Buber describes these as moments of grace that are both immortal and fleeting (page 82), warning us, “Genuine contemplation never lasts long” (page 68) and “One cannot live in the pure present.” (page 85).  Buber was deeply influenced by his study of Chasidic masters, the 18th and 19th century rabbis who moved the mystical teachings of the kabbalah from the realm of the elite scholars to the heart of the community.  But Buber did not use the term mystical to describe the I-You encounter; he wanted to avoid the suggestion of other-worldliness, emphasizing the this-worldliness of the deep mutuality, reciprocity and inter-existence in which we don’t lose ourselves, but find ourselves.

Buber was ahead of his time.  In the past hundred years we have moved far away from a mechanistic interpretation of the cosmos and a utilitarian attitude toward the environment, embracing a holistic, relational understanding of our reality.  Now every school child is taught that we are part of nature, that our human life is part of a sublimely intricate web of relationships – with one another, with other species, and with the stars.

In the Introduction to his just-published Kabbalah and Ecology, my friend Rabbi David Seidenberg writes: “We live in a wondrous place, this Earth, filled with beauty and surprise.  A world where the merest sparkle on the surface of the water can suggest in its variation the infinitude of the universe, ‘ru’ach Elohim m’rachefet’ – the spirit of God hovering, fluttering on the face of the waters; a world where all our senses can be filled and overflow; a world in which we share so much with even the wildest and least known creatures.”

As we were learning on Rosh HaShanah, as soon as Adam, the first human, has the ability to speak, he uses it to give names to all the other creatures.  He perceives them as distinct and different from himself.  But what makes Eden a paradise is that they are all in the garden together. In Martin Buber’s idiom, the longing for return, for teshuvah, is the yearning to be re-established in the primacy, power and tenderness of Ich und Du.

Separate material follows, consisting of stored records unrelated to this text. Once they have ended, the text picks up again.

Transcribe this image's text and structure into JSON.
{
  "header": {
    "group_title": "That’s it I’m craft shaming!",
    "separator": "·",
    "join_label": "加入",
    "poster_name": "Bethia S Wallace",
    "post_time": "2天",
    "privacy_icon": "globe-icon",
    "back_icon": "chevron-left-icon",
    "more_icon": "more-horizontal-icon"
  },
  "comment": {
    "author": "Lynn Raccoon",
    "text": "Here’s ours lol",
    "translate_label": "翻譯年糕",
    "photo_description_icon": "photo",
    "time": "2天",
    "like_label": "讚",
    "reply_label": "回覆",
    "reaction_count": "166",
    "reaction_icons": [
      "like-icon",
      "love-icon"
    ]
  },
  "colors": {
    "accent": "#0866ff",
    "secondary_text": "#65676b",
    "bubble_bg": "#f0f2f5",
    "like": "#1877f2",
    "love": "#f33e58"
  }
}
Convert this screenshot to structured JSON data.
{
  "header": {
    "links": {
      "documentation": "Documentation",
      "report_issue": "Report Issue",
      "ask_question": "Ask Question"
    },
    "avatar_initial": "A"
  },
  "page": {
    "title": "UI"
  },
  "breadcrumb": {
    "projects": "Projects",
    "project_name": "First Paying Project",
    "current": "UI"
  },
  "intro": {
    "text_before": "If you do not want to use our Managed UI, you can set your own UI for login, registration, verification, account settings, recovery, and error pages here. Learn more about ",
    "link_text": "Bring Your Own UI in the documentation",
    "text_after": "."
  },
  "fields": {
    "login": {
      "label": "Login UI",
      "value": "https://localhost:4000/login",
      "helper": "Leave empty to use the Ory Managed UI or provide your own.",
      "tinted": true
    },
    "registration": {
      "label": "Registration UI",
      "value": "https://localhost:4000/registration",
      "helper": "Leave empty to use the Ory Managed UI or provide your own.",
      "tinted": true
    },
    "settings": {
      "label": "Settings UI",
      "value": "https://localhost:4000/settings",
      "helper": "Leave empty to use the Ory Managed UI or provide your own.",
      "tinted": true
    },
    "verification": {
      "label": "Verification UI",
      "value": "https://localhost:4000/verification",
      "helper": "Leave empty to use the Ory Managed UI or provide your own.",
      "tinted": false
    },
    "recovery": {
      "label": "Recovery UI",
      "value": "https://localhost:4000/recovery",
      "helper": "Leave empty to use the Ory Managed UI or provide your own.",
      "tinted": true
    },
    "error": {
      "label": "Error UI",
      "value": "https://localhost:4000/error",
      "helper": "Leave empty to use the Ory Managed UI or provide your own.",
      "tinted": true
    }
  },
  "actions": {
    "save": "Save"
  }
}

Lighting candles on Friday night or wearing white garments on Yom Kippur are lovely customs that help us attune to the holidays. The practices of Shabbat and Yom Kippur do not guarantee an experience of heightened consciousness, but they establish an atmosphere and frame of mind conducive to extraordinary encounters in ordinary settings of home, neighborhood and synagogue. Yom Kippur offers us a wealth of words in Torah readings, teachings and prayers.  And to that we add a treasury of beautiful music!  As a shabbat shabbaton, Yom Kippur can permeate all our Shabbat moments, whether we make Shabbos from sundown Friday to sundown Saturday or enjoy Shabbat-like minutes and hours of renewal throughout the week.  Shabbat can happen any time when your eagerness to do and accomplish can be at rest, in moments of learning, reflection, recreation or creativity. May we all be blessed with a multitude of moments when we can let go of the past, refrain from reaching for the future, and slip into the astonishing experience of being right here, right now, in the deep, deep present.